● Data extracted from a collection
★ ★ ★ ★
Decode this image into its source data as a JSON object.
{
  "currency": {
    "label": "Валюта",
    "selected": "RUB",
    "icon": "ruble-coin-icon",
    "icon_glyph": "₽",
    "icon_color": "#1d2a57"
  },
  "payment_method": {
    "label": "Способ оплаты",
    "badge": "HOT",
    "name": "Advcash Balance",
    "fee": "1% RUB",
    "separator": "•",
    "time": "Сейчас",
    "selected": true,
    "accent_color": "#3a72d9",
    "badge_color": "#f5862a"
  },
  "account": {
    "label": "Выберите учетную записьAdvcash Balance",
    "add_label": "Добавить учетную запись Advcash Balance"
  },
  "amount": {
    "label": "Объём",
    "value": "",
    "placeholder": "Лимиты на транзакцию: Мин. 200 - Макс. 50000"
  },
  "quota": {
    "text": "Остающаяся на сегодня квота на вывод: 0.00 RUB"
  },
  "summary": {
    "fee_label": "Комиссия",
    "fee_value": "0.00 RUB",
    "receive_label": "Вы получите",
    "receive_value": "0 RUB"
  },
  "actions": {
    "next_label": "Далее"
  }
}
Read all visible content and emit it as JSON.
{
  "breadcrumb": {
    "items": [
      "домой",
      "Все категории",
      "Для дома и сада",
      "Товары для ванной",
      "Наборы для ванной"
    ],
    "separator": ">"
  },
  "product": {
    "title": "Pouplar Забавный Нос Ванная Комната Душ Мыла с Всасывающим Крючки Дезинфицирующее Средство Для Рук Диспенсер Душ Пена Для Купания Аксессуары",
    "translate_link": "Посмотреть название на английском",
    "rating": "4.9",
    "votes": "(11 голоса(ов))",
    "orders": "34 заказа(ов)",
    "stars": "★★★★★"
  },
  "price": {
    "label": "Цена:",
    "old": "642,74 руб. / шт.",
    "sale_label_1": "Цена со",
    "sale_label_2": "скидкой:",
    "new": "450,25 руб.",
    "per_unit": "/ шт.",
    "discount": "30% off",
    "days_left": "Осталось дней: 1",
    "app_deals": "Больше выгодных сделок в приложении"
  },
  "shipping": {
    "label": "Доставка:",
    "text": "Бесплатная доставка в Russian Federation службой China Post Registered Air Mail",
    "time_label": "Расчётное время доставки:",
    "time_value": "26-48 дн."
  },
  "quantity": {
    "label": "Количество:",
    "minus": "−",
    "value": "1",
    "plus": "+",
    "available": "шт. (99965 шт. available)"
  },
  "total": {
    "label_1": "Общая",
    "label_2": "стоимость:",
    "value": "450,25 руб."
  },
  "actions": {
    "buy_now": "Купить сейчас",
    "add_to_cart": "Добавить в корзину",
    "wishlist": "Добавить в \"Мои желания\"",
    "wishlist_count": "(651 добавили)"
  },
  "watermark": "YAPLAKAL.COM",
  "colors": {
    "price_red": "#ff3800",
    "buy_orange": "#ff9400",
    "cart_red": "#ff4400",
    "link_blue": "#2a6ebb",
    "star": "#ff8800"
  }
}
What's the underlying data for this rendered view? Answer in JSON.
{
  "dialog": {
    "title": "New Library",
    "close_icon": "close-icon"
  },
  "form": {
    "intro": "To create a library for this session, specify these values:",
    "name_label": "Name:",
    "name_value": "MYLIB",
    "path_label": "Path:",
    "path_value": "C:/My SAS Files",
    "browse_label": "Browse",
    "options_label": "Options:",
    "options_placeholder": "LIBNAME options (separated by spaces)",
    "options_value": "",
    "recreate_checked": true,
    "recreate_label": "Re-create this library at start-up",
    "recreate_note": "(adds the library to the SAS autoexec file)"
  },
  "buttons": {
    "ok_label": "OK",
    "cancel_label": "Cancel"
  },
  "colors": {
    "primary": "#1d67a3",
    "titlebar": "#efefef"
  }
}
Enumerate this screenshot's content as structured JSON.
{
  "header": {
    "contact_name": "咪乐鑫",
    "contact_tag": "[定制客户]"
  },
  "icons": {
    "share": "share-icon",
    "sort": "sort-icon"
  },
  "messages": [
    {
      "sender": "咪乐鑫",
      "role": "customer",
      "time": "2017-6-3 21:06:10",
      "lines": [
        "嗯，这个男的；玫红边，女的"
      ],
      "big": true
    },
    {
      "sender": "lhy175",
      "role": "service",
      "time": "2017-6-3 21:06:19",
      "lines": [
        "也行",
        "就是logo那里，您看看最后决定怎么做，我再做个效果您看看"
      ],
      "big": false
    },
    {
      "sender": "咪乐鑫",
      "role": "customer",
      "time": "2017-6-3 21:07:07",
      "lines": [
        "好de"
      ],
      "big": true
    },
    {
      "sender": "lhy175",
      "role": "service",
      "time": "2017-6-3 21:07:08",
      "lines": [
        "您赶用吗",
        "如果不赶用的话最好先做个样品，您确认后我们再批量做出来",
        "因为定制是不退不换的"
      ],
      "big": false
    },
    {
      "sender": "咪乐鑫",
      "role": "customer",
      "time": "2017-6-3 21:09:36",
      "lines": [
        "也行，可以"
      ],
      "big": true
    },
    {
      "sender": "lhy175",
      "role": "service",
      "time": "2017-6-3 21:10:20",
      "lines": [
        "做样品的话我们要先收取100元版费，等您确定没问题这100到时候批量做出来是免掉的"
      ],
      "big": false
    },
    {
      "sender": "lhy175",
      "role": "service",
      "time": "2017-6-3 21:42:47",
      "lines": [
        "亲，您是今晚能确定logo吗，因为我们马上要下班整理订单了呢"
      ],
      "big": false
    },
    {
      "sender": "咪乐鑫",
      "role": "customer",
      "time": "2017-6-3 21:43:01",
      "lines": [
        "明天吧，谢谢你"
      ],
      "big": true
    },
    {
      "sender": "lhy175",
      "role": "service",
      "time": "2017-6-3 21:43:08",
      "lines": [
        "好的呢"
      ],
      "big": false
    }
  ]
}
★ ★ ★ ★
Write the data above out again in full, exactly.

● RESULT FOR THIS TASK
Decode this image into its source data as a JSON object.
{
  "currency": {
    "label": "Валюта",
    "selected": "RUB",
    "icon": "ruble-coin-icon",
    "icon_glyph": "₽",
    "icon_color": "#1d2a57"
  },
  "payment_method": {
    "label": "Способ оплаты",
    "badge": "HOT",
    "name": "Advcash Balance",
    "fee": "1% RUB",
    "separator": "•",
    "time": "Сейчас",
    "selected": true,
    "accent_color": "#3a72d9",
    "badge_color": "#f5862a"
  },
  "account": {
    "label": "Выберите учетную записьAdvcash Balance",
    "add_label": "Добавить учетную запись Advcash Balance"
  },
  "amount": {
    "label": "Объём",
    "value": "",
    "placeholder": "Лимиты на транзакцию: Мин. 200 - Макс. 50000"
  },
  "quota": {
    "text": "Остающаяся на сегодня квота на вывод: 0.00 RUB"
  },
  "summary": {
    "fee_label": "Комиссия",
    "fee_value": "0.00 RUB",
    "receive_label": "Вы получите",
    "receive_value": "0 RUB"
  },
  "actions": {
    "next_label": "Далее"
  }
}
Read all visible content and emit it as JSON.
{
  "breadcrumb": {
    "items": [
      "домой",
      "Все категории",
      "Для дома и сада",
      "Товары для ванной",
      "Наборы для ванной"
    ],
    "separator": ">"
  },
  "product": {
    "title": "Pouplar Забавный Нос Ванная Комната Душ Мыла с Всасывающим Крючки Дезинфицирующее Средство Для Рук Диспенсер Душ Пена Для Купания Аксессуары",
    "translate_link": "Посмотреть название на английском",
    "rating": "4.9",
    "votes": "(11 голоса(ов))",
    "orders": "34 заказа(ов)",
    "stars": "★★★★★"
  },
  "price": {
    "label": "Цена:",
    "old": "642,74 руб. / шт.",
    "sale_label_1": "Цена со",
    "sale_label_2": "скидкой:",
    "new": "450,25 руб.",
    "per_unit": "/ шт.",
    "discount": "30% off",
    "days_left": "Осталось дней: 1",
    "app_deals": "Больше выгодных сделок в приложении"
  },
  "shipping": {
    "label": "Доставка:",
    "text": "Бесплатная доставка в Russian Federation службой China Post Registered Air Mail",
    "time_label": "Расчётное время доставки:",
    "time_value": "26-48 дн."
  },
  "quantity": {
    "label": "Количество:",
    "minus": "−",
    "value": "1",
    "plus": "+",
    "available": "шт. (99965 шт. available)"
  },
  "total": {
    "label_1": "Общая",
    "label_2": "стоимость:",
    "value": "450,25 руб."
  },
  "actions": {
    "buy_now": "Купить сейчас",
    "add_to_cart": "Добавить в корзину",
    "wishlist": "Добавить в \"Мои желания\"",
    "wishlist_count": "(651 добавили)"
  },
  "watermark": "YAPLAKAL.COM",
  "colors": {
    "price_red": "#ff3800",
    "buy_orange": "#ff9400",
    "cart_red": "#ff4400",
    "link_blue": "#2a6ebb",
    "star": "#ff8800"
  }
}
What's the underlying data for this rendered view? Answer in JSON.
{
  "dialog": {
    "title": "New Library",
    "close_icon": "close-icon"
  },
  "form": {
    "intro": "To create a library for this session, specify these values:",
    "name_label": "Name:",
    "name_value": "MYLIB",
    "path_label": "Path:",
    "path_value": "C:/My SAS Files",
    "browse_label": "Browse",
    "options_label": "Options:",
    "options_placeholder": "LIBNAME options (separated by spaces)",
    "options_value": "",
    "recreate_checked": true,
    "recreate_label": "Re-create this library at start-up",
    "recreate_note": "(adds the library to the SAS autoexec file)"
  },
  "buttons": {
    "ok_label": "OK",
    "cancel_label": "Cancel"
  },
  "colors": {
    "primary": "#1d67a3",
    "titlebar": "#efefef"
  }
}
Enumerate this screenshot's content as structured JSON.
{
  "header": {
    "contact_name": "咪乐鑫",
    "contact_tag": "[定制客户]"
  },
  "icons": {
    "share": "share-icon",
    "sort": "sort-icon"
  },
  "messages": [
    {
      "sender": "咪乐鑫",
      "role": "customer",
      "time": "2017-6-3 21:06:10",
      "lines": [
        "嗯，这个男的；玫红边，女的"
      ],
      "big": true
    },
    {
      "sender": "lhy175",
      "role": "service",
      "time": "2017-6-3 21:06:19",
      "lines": [
        "也行",
        "就是logo那里，您看看最后决定怎么做，我再做个效果您看看"
      ],
      "big": false
    },
    {
      "sender": "咪乐鑫",
      "role": "customer",
      "time": "2017-6-3 21:07:07",
      "lines": [
        "好de"
      ],
      "big": true
    },
    {
      "sender": "lhy175",
      "role": "service",
      "time": "2017-6-3 21:07:08",
      "lines": [
        "您赶用吗",
        "如果不赶用的话最好先做个样品，您确认后我们再批量做出来",
        "因为定制是不退不换的"
      ],
      "big": false
    },
    {
      "sender": "咪乐鑫",
      "role": "customer",
      "time": "2017-6-3 21:09:36",
      "lines": [
        "也行，可以"
      ],
      "big": true
    },
    {
      "sender": "lhy175",
      "role": "service",
      "time": "2017-6-3 21:10:20",
      "lines": [
        "做样品的话我们要先收取100元版费，等您确定没问题这100到时候批量做出来是免掉的"
      ],
      "big": false
    },
    {
      "sender": "lhy175",
      "role": "service",
      "time": "2017-6-3 21:42:47",
      "lines": [
        "亲，您是今晚能确定logo吗，因为我们马上要下班整理订单了呢"
      ],
      "big": false
    },
    {
      "sender": "咪乐鑫",
      "role": "customer",
      "time": "2017-6-3 21:43:01",
      "lines": [
        "明天吧，谢谢你"
      ],
      "big": true
    },
    {
      "sender": "lhy175",
      "role": "service",
      "time": "2017-6-3 21:43:08",
      "lines": [
        "好的呢"
      ],
      "big": false
    }
  ]
}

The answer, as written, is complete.